|De La Rosa, Francisco|
Submitted to: Revista Colombiana de Entomologia
Publication Type: Peer Reviewed Journal
Publication Acceptance Date: 8/14/2010
Publication Date: 12/17/2010
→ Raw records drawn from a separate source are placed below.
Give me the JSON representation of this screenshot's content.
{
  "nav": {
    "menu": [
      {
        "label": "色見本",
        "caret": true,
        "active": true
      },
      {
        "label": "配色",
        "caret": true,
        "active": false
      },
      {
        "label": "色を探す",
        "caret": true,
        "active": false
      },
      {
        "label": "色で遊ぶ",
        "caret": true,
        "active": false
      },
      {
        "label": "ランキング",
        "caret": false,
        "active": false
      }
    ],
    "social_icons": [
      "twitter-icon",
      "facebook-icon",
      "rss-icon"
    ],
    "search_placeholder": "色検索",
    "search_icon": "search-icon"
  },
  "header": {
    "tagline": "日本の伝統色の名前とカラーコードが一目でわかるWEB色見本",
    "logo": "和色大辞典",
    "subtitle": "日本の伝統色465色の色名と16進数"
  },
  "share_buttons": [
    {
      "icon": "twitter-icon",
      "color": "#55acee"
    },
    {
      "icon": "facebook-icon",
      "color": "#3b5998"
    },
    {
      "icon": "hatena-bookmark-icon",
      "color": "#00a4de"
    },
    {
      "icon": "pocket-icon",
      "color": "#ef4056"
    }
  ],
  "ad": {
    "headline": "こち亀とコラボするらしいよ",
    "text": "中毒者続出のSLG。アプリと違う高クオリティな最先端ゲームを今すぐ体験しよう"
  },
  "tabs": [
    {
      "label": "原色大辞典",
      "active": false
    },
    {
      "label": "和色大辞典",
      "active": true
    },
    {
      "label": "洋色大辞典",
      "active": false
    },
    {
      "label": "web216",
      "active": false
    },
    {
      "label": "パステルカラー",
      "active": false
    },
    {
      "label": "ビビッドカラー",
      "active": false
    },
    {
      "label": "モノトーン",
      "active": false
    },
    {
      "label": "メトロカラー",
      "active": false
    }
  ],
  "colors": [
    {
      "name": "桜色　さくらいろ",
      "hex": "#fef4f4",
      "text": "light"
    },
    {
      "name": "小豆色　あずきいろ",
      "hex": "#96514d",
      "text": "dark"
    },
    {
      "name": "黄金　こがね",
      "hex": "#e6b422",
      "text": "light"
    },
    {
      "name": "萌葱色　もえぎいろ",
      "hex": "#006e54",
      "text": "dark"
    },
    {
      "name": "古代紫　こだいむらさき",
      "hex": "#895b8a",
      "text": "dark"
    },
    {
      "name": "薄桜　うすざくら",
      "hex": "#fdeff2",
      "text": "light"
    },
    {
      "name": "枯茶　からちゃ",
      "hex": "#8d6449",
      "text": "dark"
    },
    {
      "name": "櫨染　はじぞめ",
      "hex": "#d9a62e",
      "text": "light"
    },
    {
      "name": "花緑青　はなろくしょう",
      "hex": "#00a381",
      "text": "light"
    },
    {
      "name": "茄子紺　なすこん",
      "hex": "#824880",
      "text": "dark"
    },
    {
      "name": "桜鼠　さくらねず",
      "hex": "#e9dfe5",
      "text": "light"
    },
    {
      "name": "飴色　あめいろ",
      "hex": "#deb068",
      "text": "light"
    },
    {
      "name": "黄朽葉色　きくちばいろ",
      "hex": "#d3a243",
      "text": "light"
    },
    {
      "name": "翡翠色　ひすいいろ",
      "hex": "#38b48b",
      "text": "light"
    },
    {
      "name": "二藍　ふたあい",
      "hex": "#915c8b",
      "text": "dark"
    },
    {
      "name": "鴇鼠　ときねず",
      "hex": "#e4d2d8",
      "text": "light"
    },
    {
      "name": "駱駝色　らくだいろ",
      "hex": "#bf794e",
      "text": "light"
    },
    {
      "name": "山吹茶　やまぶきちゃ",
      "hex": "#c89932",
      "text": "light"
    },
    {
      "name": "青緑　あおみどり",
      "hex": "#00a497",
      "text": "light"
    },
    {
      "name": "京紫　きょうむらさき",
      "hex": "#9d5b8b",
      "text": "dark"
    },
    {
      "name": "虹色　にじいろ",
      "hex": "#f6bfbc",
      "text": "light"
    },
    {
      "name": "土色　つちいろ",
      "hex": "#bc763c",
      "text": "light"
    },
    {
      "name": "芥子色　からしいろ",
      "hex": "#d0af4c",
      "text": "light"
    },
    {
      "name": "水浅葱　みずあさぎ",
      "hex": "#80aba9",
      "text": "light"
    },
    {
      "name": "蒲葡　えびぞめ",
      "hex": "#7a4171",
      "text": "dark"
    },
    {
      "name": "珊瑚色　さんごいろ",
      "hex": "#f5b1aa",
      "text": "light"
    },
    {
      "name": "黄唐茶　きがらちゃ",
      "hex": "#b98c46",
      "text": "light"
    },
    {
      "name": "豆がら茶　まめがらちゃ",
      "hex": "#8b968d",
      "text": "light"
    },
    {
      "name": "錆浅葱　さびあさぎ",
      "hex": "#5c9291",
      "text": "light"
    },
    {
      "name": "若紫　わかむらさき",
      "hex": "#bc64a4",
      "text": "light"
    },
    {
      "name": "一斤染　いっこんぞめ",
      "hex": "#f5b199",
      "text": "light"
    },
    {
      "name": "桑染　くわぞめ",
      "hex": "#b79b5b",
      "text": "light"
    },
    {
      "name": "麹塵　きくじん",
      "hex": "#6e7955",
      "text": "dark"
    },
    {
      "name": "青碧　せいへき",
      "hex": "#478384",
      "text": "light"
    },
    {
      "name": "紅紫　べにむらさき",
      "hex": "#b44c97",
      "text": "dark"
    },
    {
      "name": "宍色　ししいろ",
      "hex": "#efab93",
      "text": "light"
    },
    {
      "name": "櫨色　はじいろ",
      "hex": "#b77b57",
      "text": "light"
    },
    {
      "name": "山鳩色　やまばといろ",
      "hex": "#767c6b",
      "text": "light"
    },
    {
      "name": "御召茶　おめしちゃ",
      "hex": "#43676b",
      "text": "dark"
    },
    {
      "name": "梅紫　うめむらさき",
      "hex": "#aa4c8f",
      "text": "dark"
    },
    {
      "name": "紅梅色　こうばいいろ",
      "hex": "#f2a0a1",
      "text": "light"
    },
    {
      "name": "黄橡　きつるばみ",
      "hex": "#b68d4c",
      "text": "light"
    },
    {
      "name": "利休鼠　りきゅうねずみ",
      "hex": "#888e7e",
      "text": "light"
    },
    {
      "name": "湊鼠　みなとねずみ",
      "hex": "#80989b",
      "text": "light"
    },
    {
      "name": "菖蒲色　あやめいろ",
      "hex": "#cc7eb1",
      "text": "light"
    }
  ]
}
Citation: Lacey, L.A., Kroschel, J., Arthurs, S.P., De La Rosa, F. 2010. Control Microbiano de la Palomilla de la Papa, Phthorimaea operculella. Revista Colombiana de Entomologia. 36(2):181-189. Interpretive Summary: Potato tuberworm (PTW) is widely recognized as a potato pest of global importance. Larvae feed within potato leaves and stems, but most of the damage is due feeding in potato tubers. Because there is zero tolerance for insect parts in processed tubers, infestations of PTW, even relatively small ones, can result in substantial economic losses. For example, damage caused by PTW in the Pacific Northwest was especially high in 2004-2006, often requiring frequent application of broad spectrum insecticides. Reliance on chemical insecticides for insect control has resulted in a variety of safety and environmental problems. Researchers at the USDA-ARS Laboratory in Wapato, WA, The International Potato Center, in Lima Peru, and the University of Florida in Apopka, FL are cooperatively researching the literature on the control of PTW using insect-specific pathogens. The document they have compiled presents in-depth information that shows the utility of biopesticides for control of PTW in potato growing regions around the world with special reference to the Pacific Northwest of the United States. This information will provide researchers and potato producers with a comprehensive resource for planning integrated management strategies that employ insect-specific pathogens for control of PTW. Such strategies will result in better safety for applicators and the food supply and will minimize environmental contamination.
Technical Abstract: Naturally occurring insect specific pathogens and inundatively applied biopesticides can significantly contribute to control of the potato tuber moth (Phthorimaea operculella). The most researched and practically used for control of P. operculella are a granulovirus and the bacterium Bacillus thuringiensis Berliner (Bt). The P. operculella granulovirus (PoGV) has the potential to play a significant role in the integrated management of P. operculella in stored tubers and in field crops. Similarly, Bt has been successfully used against P. operculella infestations in both field crops and stored tubers. PoGV and Bt are safe to application personnel and the food supply and do not affect beneficial insects and other nontarget organisms. Other natural insecticides include a biofumigant fungus (Muscodor albus), botanicals, sex pheromones and physical measures for P. operculella control in stored tubers. The implementation of biopesticides will ultimately depend on an increased awareness of their attributes by growers and the public, which will be the main drivers for their use and commercialization.